__Source material__:
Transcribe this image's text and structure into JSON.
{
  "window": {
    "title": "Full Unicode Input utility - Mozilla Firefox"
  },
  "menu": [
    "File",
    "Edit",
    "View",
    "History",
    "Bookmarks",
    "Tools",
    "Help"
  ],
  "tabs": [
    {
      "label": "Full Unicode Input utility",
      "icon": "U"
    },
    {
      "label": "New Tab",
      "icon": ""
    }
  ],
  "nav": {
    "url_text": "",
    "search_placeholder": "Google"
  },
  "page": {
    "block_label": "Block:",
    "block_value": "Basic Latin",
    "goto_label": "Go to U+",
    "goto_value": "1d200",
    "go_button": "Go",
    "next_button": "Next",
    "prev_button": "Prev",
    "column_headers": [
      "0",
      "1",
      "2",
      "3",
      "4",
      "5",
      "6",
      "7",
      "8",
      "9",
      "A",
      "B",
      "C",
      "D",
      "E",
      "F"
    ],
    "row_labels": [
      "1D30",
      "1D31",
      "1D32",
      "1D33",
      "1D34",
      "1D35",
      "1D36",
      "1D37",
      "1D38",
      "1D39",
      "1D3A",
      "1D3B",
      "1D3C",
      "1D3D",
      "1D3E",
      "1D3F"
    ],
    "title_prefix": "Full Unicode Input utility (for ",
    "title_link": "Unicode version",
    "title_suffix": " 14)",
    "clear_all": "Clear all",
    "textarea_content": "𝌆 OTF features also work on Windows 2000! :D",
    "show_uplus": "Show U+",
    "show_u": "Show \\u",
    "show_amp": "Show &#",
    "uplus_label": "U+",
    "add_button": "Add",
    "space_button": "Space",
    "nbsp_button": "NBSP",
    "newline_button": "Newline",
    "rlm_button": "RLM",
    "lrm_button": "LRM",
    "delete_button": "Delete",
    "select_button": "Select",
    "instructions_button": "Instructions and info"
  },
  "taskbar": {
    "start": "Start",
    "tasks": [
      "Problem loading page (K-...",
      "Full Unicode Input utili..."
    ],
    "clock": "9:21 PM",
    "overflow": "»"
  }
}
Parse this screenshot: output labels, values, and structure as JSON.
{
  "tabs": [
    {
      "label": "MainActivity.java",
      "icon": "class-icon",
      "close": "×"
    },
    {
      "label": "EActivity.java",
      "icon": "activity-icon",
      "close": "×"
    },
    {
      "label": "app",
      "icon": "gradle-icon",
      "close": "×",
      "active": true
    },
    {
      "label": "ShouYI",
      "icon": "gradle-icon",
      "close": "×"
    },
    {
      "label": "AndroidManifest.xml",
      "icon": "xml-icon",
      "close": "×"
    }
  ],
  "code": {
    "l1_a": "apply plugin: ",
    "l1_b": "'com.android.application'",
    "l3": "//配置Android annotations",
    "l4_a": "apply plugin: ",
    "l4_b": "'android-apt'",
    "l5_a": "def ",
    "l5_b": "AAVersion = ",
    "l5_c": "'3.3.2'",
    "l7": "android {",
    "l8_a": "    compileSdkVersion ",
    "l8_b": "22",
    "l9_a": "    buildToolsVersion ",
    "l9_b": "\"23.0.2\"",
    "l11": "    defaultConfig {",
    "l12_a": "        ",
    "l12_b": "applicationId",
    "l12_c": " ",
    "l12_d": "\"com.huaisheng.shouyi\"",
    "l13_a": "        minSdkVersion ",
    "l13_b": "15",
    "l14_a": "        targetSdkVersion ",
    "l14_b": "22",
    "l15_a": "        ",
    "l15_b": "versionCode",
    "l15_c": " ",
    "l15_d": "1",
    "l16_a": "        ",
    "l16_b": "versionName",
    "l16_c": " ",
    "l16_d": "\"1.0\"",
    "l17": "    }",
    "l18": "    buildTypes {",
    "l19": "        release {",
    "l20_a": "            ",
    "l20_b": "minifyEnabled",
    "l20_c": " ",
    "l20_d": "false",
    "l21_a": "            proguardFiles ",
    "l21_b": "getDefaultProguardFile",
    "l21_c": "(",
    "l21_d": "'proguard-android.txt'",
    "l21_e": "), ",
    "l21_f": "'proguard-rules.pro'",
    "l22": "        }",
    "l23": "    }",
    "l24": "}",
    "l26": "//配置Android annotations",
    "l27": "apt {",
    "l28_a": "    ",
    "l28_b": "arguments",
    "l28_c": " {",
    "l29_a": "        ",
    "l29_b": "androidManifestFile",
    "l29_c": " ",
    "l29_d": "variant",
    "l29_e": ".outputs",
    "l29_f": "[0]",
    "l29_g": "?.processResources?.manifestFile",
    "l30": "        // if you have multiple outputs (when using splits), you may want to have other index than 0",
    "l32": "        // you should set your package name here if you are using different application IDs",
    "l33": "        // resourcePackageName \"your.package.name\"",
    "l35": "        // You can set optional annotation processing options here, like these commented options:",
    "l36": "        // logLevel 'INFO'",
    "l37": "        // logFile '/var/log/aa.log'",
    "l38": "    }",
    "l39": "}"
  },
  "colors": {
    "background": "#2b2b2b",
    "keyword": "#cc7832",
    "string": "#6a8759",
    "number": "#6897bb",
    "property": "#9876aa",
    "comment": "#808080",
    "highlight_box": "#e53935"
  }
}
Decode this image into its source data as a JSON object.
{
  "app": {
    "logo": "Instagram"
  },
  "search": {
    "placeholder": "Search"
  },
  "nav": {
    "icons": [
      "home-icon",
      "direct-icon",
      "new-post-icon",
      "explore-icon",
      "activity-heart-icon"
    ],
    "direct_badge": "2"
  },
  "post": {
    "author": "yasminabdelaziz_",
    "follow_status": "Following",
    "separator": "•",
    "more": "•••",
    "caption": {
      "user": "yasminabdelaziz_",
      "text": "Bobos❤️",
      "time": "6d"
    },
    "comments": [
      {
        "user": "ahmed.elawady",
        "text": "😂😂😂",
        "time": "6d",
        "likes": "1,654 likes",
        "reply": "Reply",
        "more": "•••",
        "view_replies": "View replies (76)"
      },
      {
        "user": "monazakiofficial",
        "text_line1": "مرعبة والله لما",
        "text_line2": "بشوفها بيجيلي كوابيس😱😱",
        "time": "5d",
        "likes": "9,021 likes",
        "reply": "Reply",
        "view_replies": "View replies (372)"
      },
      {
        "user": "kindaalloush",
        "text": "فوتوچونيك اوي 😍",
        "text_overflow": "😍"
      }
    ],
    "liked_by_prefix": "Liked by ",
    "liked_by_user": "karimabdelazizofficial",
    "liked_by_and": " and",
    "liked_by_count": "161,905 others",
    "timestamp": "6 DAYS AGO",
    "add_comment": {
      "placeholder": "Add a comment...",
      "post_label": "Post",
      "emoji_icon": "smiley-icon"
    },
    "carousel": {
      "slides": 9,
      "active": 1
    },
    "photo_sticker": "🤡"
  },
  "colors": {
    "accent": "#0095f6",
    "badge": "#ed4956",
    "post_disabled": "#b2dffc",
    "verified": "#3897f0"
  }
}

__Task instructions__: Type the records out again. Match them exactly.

__Exercise result__:
Transcribe this image's text and structure into JSON.
{
  "window": {
    "title": "Full Unicode Input utility - Mozilla Firefox"
  },
  "menu": [
    "File",
    "Edit",
    "View",
    "History",
    "Bookmarks",
    "Tools",
    "Help"
  ],
  "tabs": [
    {
      "label": "Full Unicode Input utility",
      "icon": "U"
    },
    {
      "label": "New Tab",
      "icon": ""
    }
  ],
  "nav": {
    "url_text": "",
    "search_placeholder": "Google"
  },
  "page": {
    "block_label": "Block:",
    "block_value": "Basic Latin",
    "goto_label": "Go to U+",
    "goto_value": "1d200",
    "go_button": "Go",
    "next_button": "Next",
    "prev_button": "Prev",
    "column_headers": [
      "0",
      "1",
      "2",
      "3",
      "4",
      "5",
      "6",
      "7",
      "8",
      "9",
      "A",
      "B",
      "C",
      "D",
      "E",
      "F"
    ],
    "row_labels": [
      "1D30",
      "1D31",
      "1D32",
      "1D33",
      "1D34",
      "1D35",
      "1D36",
      "1D37",
      "1D38",
      "1D39",
      "1D3A",
      "1D3B",
      "1D3C",
      "1D3D",
      "1D3E",
      "1D3F"
    ],
    "title_prefix": "Full Unicode Input utility (for ",
    "title_link": "Unicode version",
    "title_suffix": " 14)",
    "clear_all": "Clear all",
    "textarea_content": "𝌆 OTF features also work on Windows 2000! :D",
    "show_uplus": "Show U+",
    "show_u": "Show \\u",
    "show_amp": "Show &#",
    "uplus_label": "U+",
    "add_button": "Add",
    "space_button": "Space",
    "nbsp_button": "NBSP",
    "newline_button": "Newline",
    "rlm_button": "RLM",
    "lrm_button": "LRM",
    "delete_button": "Delete",
    "select_button": "Select",
    "instructions_button": "Instructions and info"
  },
  "taskbar": {
    "start": "Start",
    "tasks": [
      "Problem loading page (K-...",
      "Full Unicode Input utili..."
    ],
    "clock": "9:21 PM",
    "overflow": "»"
  }
}
Parse this screenshot: output labels, values, and structure as JSON.
{
  "tabs": [
    {
      "label": "MainActivity.java",
      "icon": "class-icon",
      "close": "×"
    },
    {
      "label": "EActivity.java",
      "icon": "activity-icon",
      "close": "×"
    },
    {
      "label": "app",
      "icon": "gradle-icon",
      "close": "×",
      "active": true
    },
    {
      "label": "ShouYI",
      "icon": "gradle-icon",
      "close": "×"
    },
    {
      "label": "AndroidManifest.xml",
      "icon": "xml-icon",
      "close": "×"
    }
  ],
  "code": {
    "l1_a": "apply plugin: ",
    "l1_b": "'com.android.application'",
    "l3": "//配置Android annotations",
    "l4_a": "apply plugin: ",
    "l4_b": "'android-apt'",
    "l5_a": "def ",
    "l5_b": "AAVersion = ",
    "l5_c": "'3.3.2'",
    "l7": "android {",
    "l8_a": "    compileSdkVersion ",
    "l8_b": "22",
    "l9_a": "    buildToolsVersion ",
    "l9_b": "\"23.0.2\"",
    "l11": "    defaultConfig {",
    "l12_a": "        ",
    "l12_b": "applicationId",
    "l12_c": " ",
    "l12_d": "\"com.huaisheng.shouyi\"",
    "l13_a": "        minSdkVersion ",
    "l13_b": "15",
    "l14_a": "        targetSdkVersion ",
    "l14_b": "22",
    "l15_a": "        ",
    "l15_b": "versionCode",
    "l15_c": " ",
    "l15_d": "1",
    "l16_a": "        ",
    "l16_b": "versionName",
    "l16_c": " ",
    "l16_d": "\"1.0\"",
    "l17": "    }",
    "l18": "    buildTypes {",
    "l19": "        release {",
    "l20_a": "            ",
    "l20_b": "minifyEnabled",
    "l20_c": " ",
    "l20_d": "false",
    "l21_a": "            proguardFiles ",
    "l21_b": "getDefaultProguardFile",
    "l21_c": "(",
    "l21_d": "'proguard-android.txt'",
    "l21_e": "), ",
    "l21_f": "'proguard-rules.pro'",
    "l22": "        }",
    "l23": "    }",
    "l24": "}",
    "l26": "//配置Android annotations",
    "l27": "apt {",
    "l28_a": "    ",
    "l28_b": "arguments",
    "l28_c": " {",
    "l29_a": "        ",
    "l29_b": "androidManifestFile",
    "l29_c": " ",
    "l29_d": "variant",
    "l29_e": ".outputs",
    "l29_f": "[0]",
    "l29_g": "?.processResources?.manifestFile",
    "l30": "        // if you have multiple outputs (when using splits), you may want to have other index than 0",
    "l32": "        // you should set your package name here if you are using different application IDs",
    "l33": "        // resourcePackageName \"your.package.name\"",
    "l35": "        // You can set optional annotation processing options here, like these commented options:",
    "l36": "        // logLevel 'INFO'",
    "l37": "        // logFile '/var/log/aa.log'",
    "l38": "    }",
    "l39": "}"
  },
  "colors": {
    "background": "#2b2b2b",
    "keyword": "#cc7832",
    "string": "#6a8759",
    "number": "#6897bb",
    "property": "#9876aa",
    "comment": "#808080",
    "highlight_box": "#e53935"
  }
}
Decode this image into its source data as a JSON object.
{
  "app": {
    "logo": "Instagram"
  },
  "search": {
    "placeholder": "Search"
  },
  "nav": {
    "icons": [
      "home-icon",
      "direct-icon",
      "new-post-icon",
      "explore-icon",
      "activity-heart-icon"
    ],
    "direct_badge": "2"
  },
  "post": {
    "author": "yasminabdelaziz_",
    "follow_status": "Following",
    "separator": "•",
    "more": "•••",
    "caption": {
      "user": "yasminabdelaziz_",
      "text": "Bobos❤️",
      "time": "6d"
    },
    "comments": [
      {
        "user": "ahmed.elawady",
        "text": "😂😂😂",
        "time": "6d",
        "likes": "1,654 likes",
        "reply": "Reply",
        "more": "•••",
        "view_replies": "View replies (76)"
      },
      {
        "user": "monazakiofficial",
        "text_line1": "مرعبة والله لما",
        "text_line2": "بشوفها بيجيلي كوابيس😱😱",
        "time": "5d",
        "likes": "9,021 likes",
        "reply": "Reply",
        "view_replies": "View replies (372)"
      },
      {
        "user": "kindaalloush",
        "text": "فوتوچونيك اوي 😍",
        "text_overflow": "😍"
      }
    ],
    "liked_by_prefix": "Liked by ",
    "liked_by_user": "karimabdelazizofficial",
    "liked_by_and": " and",
    "liked_by_count": "161,905 others",
    "timestamp": "6 DAYS AGO",
    "add_comment": {
      "placeholder": "Add a comment...",
      "post_label": "Post",
      "emoji_icon": "smiley-icon"
    },
    "carousel": {
      "slides": 9,
      "active": 1
    },
    "photo_sticker": "🤡"
  },
  "colors": {
    "accent": "#0095f6",
    "badge": "#ed4956",
    "post_disabled": "#b2dffc",
    "verified": "#3897f0"
  }
}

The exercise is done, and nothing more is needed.